A Hong Kong artist has warned that the national security law will soon be used to “suffocate” the city’s arts sector, following an editorial in a pro-Beijing paper slamming the government-run Hong Kong Arts Development Council (HKADC) for “funding black violence films.”
The state-controlled Ta Kung Pao accused the council on Wednesday of distributing around HK$15 million in funding over the last three years to cultural organisations it claims may have violated the security law.
In its front-page editorial, the paper listed six “yellow-ribbon” arts and theatre organisations it accused of violating the security law, including Ying E Chi, Theatre Horizon and Lumenvisum art gallery. The colour yellow is commonly associated with the city’s pro-democracy movement.
The article also quoted pro-Beijing lawmaker Elizabeth Quat as accusing the HKADC of “using government money to oppose the government.”
Local activist artist Kacey Wong said the article signals an impending crackdown by authorities to bring the city’s artists to heel: “The purge seems to have finally arrived in the artistic and cultural sector,” he told HKFP on Wednesday. “The article’s intention is to try and cut off the source of artists’ income and their platform; their angle of entry is to pressure the council.”
Wong said the blow comes to an arts sector already struggling during the Covid-19 pandemic: “It’s going to be devastating for artists and the Council… We artists at the forefront are relying on these schemes to survive.”
He added the move comes amid “drastically falling” freedom of speech and artistic freedoms in the city, saying it will “suffocate and stifle the development of Hong Kong’s art culture.”
HKADC ‘respects’ free speech
In response, the HKADC said it reserves the right to alter or suspend grants to organisations who commit acts deemed to be in violation of the city’s laws.

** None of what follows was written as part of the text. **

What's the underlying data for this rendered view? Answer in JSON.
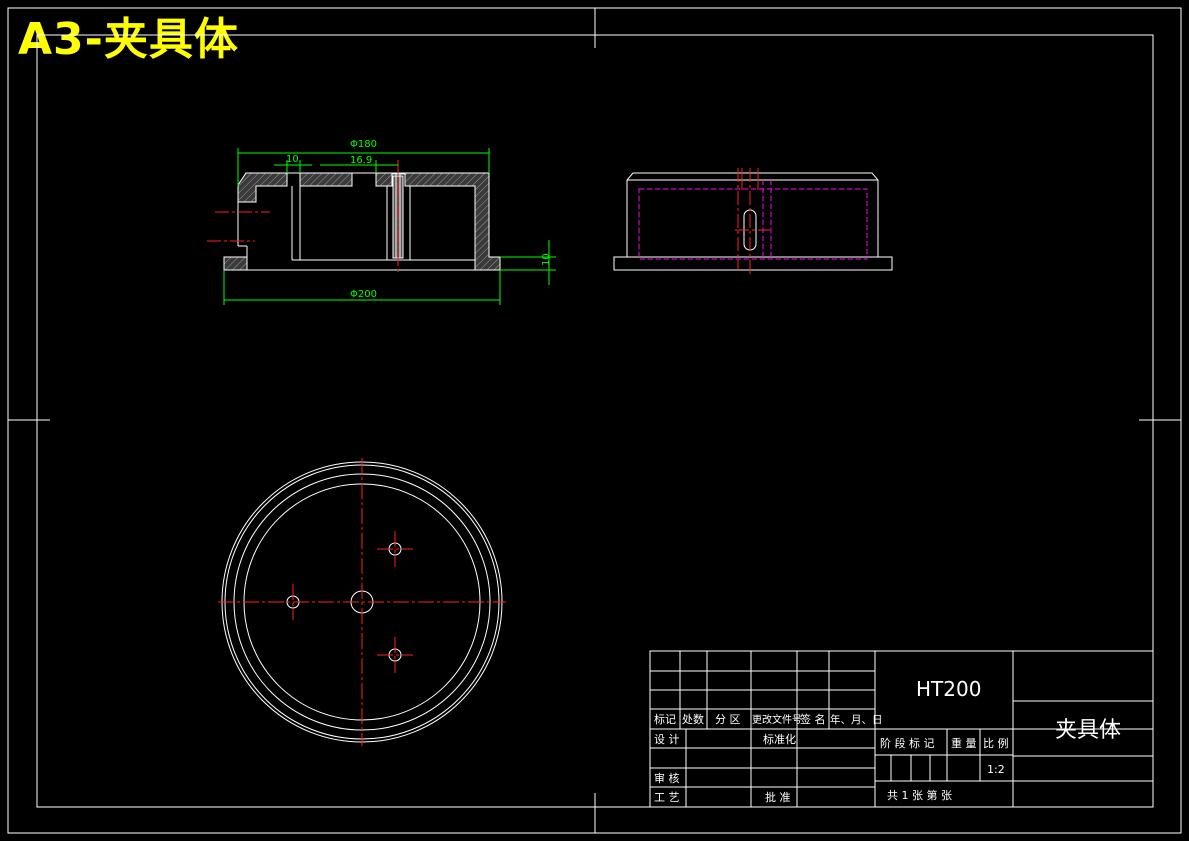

“If the grantee violates the terms and conditions of the agreement in any way, like advocating independence of Hong Kong and overthrowing the Government, as deemed offending the current Laws of Hong Kong, HKADC may exercise its rights to postpone, adjust or suspend grant disbursement for the grant year,” a statement on Wednesday read.
“HKADC respects the freedom of artistic impression,” the statement continued. “However, while a grantee enjoys the freedom of artistic expression and creation, he/she must also abide by the Laws of Hong Kong and assume responsibilities for creation and expression by the individual concerned and his/her organisation.”
The statement added that the views and opinions expressed in their grantees’ projects do not represent the council’s stance.
The article comes two days after the Hong Kong Film Critics Society cancelled screenings of a documentary about the police siege of the Hong Kong Polytechnic University during the 2019 anti-government protests with only a few hours’ notice. The move came following claims from the pro-Beijing press that the film may violate the security law.
Hours after the editorial was published, Chief Executive Carrie Lam vowed to be on “full alert” against artwork displays deemed to be endangering the city’s national security in government-funded spaces.
“With the national security law in place, we have to safeguard national security,” she said during a Legislative Council question and answer session. “We have to respect the freedom of artistic expression but I’m sure staff [at art and cultural centres] are able to tell… whether pieces are meant to incite hatred or to destroy relations between two places and undermine national security.”
“We will be on full alert in watching such matters,” she added.
Lam’s comments were made in response to pro-Beijing lawmaker Eunice Yung’s questions over whether the government will allow artwork deemed to be endangering the city’s national security to be displayed in the city’s arts and cultural spaces – including the new M+ museum of contemporary visual culture set to open later this year.
“We have so much time and effort building the West Kowloon Cultural District. How come there will be displays of art pieces that are suspected to have violated the national security law and also is an insult to the country?” Yung asked.
The new flagship museum is set to display works relating to the Tiananmen Square massacre in 1989, when Chinese authorities killed hundreds, perhaps thousands, of pro-democracy protesters on the mainland. Beijing has asserted that only 23 people were killed.
The increased scrutiny on the city’s arts and cultural sector follows moves by authorities to crackdown on all political dissent under the Beijing-imposed national security law passed last summer. Beijing passed an election law last Thursday aimed at limiting the city’s already restricted democracy while the majority of the city’s pro-democracy figures are currently detained.